EXERCISE:
Could you return every line of the material that contains the word "Enscape"?

#####

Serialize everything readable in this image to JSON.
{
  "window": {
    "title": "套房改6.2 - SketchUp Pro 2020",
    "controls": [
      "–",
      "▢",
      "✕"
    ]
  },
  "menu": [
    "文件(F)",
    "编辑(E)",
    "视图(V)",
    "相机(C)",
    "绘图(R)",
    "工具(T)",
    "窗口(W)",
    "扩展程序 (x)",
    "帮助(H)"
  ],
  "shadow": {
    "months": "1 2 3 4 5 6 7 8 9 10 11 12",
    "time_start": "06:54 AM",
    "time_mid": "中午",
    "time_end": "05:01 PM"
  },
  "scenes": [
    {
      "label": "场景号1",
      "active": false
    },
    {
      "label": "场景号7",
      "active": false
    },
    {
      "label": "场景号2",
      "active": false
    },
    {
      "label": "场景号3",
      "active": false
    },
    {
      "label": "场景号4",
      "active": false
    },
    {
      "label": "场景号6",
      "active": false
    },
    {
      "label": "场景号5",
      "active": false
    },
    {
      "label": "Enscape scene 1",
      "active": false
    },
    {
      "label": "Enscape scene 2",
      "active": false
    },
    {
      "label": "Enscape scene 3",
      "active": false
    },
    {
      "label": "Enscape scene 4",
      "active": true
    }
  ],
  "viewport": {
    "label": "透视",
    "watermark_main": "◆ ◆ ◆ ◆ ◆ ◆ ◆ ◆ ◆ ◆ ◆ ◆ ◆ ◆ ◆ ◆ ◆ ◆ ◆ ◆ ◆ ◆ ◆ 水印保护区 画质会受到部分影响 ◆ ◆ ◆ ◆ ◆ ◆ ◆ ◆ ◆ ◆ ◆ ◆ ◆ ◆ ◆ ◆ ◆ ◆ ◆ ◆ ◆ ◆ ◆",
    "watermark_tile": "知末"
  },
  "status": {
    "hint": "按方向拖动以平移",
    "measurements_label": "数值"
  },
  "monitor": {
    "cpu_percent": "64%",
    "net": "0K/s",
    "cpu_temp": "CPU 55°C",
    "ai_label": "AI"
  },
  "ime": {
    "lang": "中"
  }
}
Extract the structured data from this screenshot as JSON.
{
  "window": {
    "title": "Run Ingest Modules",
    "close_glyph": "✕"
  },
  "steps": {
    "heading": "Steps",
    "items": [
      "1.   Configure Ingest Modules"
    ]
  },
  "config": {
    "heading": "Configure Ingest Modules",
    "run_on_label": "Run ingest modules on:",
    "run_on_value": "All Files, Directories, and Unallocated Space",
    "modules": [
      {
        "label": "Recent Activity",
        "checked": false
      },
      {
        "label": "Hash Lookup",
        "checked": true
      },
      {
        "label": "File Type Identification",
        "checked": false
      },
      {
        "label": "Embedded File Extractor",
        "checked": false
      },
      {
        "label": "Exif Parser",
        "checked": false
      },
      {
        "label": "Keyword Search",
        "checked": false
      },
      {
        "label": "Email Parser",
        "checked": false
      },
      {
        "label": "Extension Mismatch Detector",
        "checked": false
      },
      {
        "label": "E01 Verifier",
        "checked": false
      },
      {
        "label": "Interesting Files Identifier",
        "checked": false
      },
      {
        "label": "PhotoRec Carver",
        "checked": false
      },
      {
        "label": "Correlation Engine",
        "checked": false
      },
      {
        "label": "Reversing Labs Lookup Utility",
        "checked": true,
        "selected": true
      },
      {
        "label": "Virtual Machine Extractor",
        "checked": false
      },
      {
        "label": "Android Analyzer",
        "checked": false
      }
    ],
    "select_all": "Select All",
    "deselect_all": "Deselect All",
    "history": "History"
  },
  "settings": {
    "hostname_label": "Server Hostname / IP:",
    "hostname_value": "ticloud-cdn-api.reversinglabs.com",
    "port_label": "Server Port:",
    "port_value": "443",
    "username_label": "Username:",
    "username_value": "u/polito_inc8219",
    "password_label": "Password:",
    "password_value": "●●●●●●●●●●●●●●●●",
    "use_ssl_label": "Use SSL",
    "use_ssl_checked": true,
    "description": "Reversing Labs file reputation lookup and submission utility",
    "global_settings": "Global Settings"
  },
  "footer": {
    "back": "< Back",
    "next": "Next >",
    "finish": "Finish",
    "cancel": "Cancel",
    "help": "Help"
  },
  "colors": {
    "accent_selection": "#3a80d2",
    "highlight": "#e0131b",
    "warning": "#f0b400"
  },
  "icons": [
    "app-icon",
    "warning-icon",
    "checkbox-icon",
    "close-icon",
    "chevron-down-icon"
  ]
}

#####

RESPONSE AREA:
      "label": "Enscape scene 1",
      "label": "Enscape scene 2",
      "label": "Enscape scene 3",
      "label": "Enscape scene 4",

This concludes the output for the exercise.